Sensors can detect millionth of degree changes in temperature. Laser rangers can target debris during the day. Perhaps the kids in my class will grow up to develop space drones that harvest and combine hunks of orbital debris, transfer them to Lagrangian points Of course they can, because there is a direct correlation between temperature and black body response. Things work better cold, in laymen speak. Because of bulk resistivity effects, we has cryogenic systems. Room-temperature non-linear superconductivity is sort of a big deal. Can drones help map fine structures from which particles emerge from quark gluon soup? I have no idea! I do know that drones can be used to read RFID tags using infrared sensors (or bar codes) , and that’s rad. Inventory control, in real-time, conducted by a swarm of drones, each completing a site survey at exactly the same time allows a logistics manager to create a program that optimizes delivery from multiple sites simultaneously. This affects dynamic price points and supply chains. I learned about bottlenecks, but I can only assume the proprietary nature of this technology makes it difficult to scrape from idle ‘research’ on the internet. This generation will be faced with figuring how to declutter Earth’s orbital plane. You can use Lagrangian orbital mechanics to locate flying trash, or you can use biomimetic systems to model the retrieval process.

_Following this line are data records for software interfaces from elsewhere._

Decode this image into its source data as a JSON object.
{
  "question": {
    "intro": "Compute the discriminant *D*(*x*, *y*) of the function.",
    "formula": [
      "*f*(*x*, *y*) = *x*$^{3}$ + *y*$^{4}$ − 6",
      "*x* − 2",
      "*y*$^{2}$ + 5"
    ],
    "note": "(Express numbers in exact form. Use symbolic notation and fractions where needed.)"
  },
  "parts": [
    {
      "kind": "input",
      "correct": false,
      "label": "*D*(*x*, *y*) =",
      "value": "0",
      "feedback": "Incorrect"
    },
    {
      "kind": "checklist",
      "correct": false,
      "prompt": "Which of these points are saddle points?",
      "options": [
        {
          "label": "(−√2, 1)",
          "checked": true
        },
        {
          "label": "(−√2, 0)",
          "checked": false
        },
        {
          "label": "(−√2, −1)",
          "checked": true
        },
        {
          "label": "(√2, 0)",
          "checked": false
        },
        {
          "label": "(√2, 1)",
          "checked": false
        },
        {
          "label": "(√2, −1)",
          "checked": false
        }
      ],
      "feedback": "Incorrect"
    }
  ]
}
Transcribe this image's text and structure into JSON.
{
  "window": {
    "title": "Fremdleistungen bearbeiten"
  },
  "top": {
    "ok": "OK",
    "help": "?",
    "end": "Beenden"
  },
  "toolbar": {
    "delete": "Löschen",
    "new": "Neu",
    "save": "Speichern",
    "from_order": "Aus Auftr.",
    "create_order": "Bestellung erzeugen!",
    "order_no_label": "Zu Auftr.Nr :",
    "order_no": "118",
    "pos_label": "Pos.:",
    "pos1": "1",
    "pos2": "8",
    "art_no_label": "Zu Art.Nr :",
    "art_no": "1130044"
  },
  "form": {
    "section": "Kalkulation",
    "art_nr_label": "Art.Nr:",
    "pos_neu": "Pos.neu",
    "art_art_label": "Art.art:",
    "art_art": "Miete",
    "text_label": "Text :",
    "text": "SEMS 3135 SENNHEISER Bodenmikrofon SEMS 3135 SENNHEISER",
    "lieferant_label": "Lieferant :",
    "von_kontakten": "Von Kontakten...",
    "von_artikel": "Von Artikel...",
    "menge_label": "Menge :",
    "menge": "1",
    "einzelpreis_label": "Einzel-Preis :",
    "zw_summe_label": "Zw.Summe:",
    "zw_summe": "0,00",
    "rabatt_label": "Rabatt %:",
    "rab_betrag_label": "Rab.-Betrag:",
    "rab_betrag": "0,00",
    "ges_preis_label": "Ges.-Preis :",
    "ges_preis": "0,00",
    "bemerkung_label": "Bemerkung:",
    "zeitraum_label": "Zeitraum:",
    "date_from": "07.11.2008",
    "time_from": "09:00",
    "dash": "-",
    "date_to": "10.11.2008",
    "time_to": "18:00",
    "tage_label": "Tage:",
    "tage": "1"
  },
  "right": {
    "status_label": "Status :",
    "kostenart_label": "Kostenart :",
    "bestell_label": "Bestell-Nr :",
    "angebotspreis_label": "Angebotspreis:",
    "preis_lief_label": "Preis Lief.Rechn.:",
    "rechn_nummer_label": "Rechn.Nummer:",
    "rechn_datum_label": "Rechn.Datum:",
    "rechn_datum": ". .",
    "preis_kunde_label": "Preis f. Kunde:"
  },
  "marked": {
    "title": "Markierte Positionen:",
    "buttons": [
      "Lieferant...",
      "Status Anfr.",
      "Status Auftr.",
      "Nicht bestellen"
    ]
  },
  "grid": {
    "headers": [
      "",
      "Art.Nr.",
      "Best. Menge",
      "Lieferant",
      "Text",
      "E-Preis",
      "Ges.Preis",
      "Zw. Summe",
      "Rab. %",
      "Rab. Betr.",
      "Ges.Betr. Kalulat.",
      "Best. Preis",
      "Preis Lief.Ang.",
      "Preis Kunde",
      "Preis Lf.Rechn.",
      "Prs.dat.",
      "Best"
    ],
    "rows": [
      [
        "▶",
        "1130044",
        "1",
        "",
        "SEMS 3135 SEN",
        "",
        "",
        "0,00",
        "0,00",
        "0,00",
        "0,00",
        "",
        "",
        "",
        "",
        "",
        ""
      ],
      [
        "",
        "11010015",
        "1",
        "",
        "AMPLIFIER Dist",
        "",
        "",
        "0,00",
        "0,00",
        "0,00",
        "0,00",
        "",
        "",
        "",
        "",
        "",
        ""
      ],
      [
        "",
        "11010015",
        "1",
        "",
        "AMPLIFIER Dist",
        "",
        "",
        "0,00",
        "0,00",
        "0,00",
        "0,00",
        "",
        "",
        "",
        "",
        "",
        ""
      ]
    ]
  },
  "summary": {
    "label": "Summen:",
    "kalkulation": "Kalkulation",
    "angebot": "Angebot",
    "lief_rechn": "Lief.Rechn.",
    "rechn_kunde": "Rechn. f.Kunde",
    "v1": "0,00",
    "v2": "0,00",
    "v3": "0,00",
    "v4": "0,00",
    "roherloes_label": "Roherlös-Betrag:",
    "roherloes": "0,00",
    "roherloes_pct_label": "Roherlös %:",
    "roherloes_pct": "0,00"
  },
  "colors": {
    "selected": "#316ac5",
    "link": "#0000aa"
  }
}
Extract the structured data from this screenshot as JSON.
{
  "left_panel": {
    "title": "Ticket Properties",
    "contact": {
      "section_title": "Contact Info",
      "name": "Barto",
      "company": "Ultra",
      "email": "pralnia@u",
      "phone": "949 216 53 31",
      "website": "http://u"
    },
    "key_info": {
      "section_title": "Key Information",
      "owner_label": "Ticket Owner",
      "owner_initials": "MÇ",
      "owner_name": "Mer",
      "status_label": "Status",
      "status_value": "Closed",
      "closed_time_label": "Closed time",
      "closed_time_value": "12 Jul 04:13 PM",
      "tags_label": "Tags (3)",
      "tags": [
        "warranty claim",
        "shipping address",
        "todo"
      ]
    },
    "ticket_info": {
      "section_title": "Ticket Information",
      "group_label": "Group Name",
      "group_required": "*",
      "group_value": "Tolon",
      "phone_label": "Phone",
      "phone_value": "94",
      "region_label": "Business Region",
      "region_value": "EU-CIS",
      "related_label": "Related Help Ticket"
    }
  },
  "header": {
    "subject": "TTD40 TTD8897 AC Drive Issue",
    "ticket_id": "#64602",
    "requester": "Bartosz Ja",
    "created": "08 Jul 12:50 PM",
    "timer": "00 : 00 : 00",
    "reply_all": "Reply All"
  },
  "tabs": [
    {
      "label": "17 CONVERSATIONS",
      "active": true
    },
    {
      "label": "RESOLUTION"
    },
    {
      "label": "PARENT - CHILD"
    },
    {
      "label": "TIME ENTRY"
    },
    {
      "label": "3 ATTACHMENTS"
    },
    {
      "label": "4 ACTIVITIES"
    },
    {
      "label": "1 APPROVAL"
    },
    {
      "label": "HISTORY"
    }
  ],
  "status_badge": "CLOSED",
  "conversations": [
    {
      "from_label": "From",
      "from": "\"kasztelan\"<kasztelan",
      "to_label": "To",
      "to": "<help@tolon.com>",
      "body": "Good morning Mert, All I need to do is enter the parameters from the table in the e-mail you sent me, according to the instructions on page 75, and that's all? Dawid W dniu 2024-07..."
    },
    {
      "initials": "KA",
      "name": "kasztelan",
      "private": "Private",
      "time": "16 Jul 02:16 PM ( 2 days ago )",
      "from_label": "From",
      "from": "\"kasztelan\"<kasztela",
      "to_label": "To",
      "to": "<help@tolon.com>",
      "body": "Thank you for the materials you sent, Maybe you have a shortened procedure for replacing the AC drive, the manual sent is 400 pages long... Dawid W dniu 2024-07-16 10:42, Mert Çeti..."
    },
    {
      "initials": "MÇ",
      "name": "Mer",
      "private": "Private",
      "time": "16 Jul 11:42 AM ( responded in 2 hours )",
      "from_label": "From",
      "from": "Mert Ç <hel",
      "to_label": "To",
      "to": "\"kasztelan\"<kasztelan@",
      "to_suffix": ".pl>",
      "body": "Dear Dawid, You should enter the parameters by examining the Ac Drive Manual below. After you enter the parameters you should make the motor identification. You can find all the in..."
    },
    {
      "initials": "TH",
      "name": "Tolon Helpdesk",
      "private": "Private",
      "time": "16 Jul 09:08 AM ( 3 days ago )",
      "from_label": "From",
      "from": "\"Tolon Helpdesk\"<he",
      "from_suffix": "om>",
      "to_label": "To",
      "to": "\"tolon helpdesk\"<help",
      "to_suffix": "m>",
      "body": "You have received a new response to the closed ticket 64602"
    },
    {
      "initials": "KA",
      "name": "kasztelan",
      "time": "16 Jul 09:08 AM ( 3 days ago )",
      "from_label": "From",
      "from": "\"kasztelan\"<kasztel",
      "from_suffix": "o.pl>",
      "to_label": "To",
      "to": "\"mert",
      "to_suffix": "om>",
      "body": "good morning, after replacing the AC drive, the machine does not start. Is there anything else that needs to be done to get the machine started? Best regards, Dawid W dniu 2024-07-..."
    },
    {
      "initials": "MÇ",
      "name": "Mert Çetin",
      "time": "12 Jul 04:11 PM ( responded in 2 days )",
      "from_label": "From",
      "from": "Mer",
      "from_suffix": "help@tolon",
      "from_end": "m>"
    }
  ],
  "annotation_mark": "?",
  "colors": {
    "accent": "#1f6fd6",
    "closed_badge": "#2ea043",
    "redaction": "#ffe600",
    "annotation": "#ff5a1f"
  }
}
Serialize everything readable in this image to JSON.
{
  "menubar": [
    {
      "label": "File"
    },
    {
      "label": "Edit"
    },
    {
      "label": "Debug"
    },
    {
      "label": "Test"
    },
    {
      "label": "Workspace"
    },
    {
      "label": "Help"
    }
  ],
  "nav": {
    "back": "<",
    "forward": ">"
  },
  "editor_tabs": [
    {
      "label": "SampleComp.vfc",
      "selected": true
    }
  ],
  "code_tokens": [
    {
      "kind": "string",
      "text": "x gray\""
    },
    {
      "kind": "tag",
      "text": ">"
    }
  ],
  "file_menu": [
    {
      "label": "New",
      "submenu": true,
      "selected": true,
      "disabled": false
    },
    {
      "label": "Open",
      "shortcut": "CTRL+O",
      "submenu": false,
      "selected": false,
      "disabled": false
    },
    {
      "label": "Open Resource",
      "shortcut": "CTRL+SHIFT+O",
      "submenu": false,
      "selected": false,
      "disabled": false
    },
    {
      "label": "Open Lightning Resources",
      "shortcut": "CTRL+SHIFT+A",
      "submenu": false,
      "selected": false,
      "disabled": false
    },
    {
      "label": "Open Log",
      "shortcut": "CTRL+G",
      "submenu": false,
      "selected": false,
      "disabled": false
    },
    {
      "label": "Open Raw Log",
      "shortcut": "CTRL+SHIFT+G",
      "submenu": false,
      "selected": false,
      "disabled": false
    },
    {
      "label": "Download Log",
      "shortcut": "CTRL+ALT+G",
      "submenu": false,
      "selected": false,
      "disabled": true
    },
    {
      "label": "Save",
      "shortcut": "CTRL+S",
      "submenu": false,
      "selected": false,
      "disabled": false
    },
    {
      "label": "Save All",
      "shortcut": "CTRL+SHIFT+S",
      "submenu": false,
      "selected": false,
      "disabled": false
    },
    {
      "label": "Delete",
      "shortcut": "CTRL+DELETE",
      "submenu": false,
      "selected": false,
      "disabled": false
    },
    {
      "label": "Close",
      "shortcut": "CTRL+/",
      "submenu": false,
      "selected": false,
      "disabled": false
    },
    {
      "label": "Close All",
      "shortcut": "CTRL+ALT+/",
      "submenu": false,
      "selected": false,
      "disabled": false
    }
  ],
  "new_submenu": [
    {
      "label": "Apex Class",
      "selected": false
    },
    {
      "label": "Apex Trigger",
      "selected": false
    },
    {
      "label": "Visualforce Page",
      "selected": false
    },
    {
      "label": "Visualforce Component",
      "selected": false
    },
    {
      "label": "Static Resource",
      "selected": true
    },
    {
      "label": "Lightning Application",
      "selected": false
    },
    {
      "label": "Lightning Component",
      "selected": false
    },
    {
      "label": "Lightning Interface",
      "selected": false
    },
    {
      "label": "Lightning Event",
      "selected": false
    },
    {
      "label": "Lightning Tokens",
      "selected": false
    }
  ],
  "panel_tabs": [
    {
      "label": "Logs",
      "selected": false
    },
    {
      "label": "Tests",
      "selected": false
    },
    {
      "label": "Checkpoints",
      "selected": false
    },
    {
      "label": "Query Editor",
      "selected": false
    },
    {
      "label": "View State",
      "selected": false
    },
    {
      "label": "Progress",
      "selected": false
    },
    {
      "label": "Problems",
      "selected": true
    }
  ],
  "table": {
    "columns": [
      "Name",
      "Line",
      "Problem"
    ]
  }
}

Drones to declutter the orbital plane as a global peacekeeping mission: A science fiction
- Locate inventory (critical)
- Plot trajectories and collisions (critical)
- Assign countermeasure from best choices (critical)
- Move debris to stable Lagrangian points L2 in opposition, L5 drafting behind the Earth in the orbital plane (hello fiction, goodbye budget) . Points L1 and L4 are unstable (23 day reset), and L3 is, as of yet, an unexplored utility.
- Build a ring from the Lagrangian seeds (just one?)
- Repeat the process over 200 years with detachable segments, febrile arcs of the orbital ring used to construct a Dyson sphere perpendicular to the orbital plane. Create a sphere from joining rings along ion channels in the solar system’s magnetic field to leverage passive material accretion (alakazam! poof!)
- Use the sphere to pilot the solar system (I call shotgun) and promote indefinite longevity through gravity tic waves. Tic waves are so cool. You just have to find them and prove that they exist.
- Go to a concert in Alpha Centauri virtually using alien tech that designed us for such a purpose, as stated in a Galactic League contract penned 2 billion years ago.
- Mom’s spaghetti
Shelved this past week due to domestic tasks.
Studying for PE Exams
Back burner. Same story.
Never ends! This curse supersedes other projects. The job hunt window closes in a couple of weeks for all practical purposes.
I became a drone technology service integration researcher in 2017 while in university. When I am not working on drones, I am researching related scientific reports and industry news, flying drones, or tinkering with electronics. Contact me!